Wednesday, December 30, 2020

Are You The Voice In Your Head And Is That Voice In Your Head Just Movement?

wikipedia |  Subvocalization is commonly studied using electromyography (EMG) recordings,[5] concurrent speaking tasks,[6][7][8] shadowing,[6] and other techniques.[6][7]

EMG can be used to show the degree to which one is subvocalizing[5] or to train subvocalization suppression.[9] EMG is used to record the electrical activity produced by the articulatory muscles involved in subvocalization. Greater electrical activity suggests a stronger use of subvocalization.[5][9] In the case of suppression training, the trainee is shown their own EMG recordings while attempting to decrease the movement of the articulatory muscles.[9] The EMG recordings allows one to monitor and ideally reduce subvocalization.[9]

In concurrent speaking tasks, participants of a study are asked to complete an activity specific to the experiment while simultaneously repeating an irrelevant word.[6] For example, one may be asked to read a paragraph while reciting the word "cola" over and over again.[8] Speaking the repeated irrelevant word is thought to preoccupy the articulators used in subvocalization.[6] Subvocalization, therefore, cannot be used in the mental processing of the activity being studied. Participants who had undergone the concurrent speaking task are often compared to other participants of the study who had completed the same activity without subvocalization interference. If performance on the activity is significantly less for those in the concurrent speaking task group than for those in the non-interference group, subvocalization is believed to play a role in the mental processing of that activity.[6][7][8][9] The participants in the non-interference comparison group usually also complete a different, yet equally distracting task that does not involve the articulator muscles [7][9](i.e. tapping). This ensures that the difference in performance between the two groups is in fact due to subvocalization disturbances and not due to considerations such as task difficulty or a divide in attention.[7][9]

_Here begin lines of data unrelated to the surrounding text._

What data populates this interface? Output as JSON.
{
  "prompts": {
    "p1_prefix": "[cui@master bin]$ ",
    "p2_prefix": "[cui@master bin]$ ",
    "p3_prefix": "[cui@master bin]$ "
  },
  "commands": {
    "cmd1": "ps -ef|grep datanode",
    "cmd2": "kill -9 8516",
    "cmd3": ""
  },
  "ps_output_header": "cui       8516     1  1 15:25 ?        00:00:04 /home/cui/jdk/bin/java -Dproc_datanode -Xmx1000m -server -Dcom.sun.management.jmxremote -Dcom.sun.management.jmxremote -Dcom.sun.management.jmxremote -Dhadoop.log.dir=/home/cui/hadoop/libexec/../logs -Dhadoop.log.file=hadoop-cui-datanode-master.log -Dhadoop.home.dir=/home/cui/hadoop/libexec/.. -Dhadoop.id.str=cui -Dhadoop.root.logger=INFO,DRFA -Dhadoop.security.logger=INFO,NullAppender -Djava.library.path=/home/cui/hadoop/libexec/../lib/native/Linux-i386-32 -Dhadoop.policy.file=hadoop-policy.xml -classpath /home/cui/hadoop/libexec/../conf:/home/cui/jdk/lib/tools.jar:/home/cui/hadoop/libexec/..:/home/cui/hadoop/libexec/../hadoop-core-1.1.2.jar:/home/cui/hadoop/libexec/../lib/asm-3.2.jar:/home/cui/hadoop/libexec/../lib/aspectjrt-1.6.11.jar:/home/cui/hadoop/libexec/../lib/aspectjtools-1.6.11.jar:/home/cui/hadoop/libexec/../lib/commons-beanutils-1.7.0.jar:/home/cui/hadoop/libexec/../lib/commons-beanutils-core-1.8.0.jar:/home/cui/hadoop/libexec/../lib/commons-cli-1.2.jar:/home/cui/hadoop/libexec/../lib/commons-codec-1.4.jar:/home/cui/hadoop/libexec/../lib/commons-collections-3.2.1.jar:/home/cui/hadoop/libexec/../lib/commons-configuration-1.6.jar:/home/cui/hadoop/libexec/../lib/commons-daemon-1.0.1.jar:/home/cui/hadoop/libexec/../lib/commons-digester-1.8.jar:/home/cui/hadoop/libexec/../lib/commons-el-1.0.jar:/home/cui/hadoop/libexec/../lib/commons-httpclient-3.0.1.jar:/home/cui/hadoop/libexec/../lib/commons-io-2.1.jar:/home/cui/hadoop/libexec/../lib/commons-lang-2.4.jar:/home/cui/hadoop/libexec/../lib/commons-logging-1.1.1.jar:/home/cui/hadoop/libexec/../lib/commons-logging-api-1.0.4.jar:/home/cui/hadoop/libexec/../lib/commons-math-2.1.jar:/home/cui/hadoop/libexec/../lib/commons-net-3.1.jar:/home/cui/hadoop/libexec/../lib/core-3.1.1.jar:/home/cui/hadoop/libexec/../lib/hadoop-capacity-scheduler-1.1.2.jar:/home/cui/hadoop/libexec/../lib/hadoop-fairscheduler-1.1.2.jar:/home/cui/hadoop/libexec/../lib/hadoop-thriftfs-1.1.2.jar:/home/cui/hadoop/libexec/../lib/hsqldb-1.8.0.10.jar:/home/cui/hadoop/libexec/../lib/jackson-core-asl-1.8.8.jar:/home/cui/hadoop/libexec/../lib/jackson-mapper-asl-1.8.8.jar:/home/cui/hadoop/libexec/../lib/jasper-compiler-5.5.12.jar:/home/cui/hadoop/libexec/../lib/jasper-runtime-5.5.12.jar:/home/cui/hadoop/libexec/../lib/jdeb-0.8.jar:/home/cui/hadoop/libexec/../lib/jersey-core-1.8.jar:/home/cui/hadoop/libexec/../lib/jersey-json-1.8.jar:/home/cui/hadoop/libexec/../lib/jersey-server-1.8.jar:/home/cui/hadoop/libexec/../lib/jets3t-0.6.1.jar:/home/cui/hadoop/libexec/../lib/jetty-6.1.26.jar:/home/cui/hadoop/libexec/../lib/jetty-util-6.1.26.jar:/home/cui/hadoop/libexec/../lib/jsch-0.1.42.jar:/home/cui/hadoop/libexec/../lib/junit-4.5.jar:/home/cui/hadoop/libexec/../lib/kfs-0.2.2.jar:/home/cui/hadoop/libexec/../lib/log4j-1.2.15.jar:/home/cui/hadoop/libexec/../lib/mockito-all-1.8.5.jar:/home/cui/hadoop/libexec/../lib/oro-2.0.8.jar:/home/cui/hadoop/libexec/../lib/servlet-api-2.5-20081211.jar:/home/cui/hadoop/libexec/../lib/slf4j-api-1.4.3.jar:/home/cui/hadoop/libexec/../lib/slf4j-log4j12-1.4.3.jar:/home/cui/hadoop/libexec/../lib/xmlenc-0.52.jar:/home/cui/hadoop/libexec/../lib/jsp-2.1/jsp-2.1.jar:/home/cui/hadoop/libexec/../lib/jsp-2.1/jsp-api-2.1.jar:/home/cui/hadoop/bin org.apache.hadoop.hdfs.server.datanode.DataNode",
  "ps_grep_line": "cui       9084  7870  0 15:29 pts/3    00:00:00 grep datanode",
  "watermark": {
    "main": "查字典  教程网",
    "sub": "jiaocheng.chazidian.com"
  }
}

Shadowing is conceptually similar to concurrent speaking tasks. Instead of repeating an irrelevant word, shadowing requires participants to listen to a list of words and to repeat those words as fast as possible while completing a separate task being studied by experimenters.[6]

Techniques for subvocalization interference may also include counting,[7][8] chewing [10] or locking one's jaw while placing the tongue on the roof of one's mouth.[10]

Subvocal recognition involves monitoring actual movements of the tongue and vocal cords that can be interpreted by electromagnetic sensors. Through the use of electrodes and nanocircuitry, synthetic telepathy could be achieved allowing people to communicate silently.[11]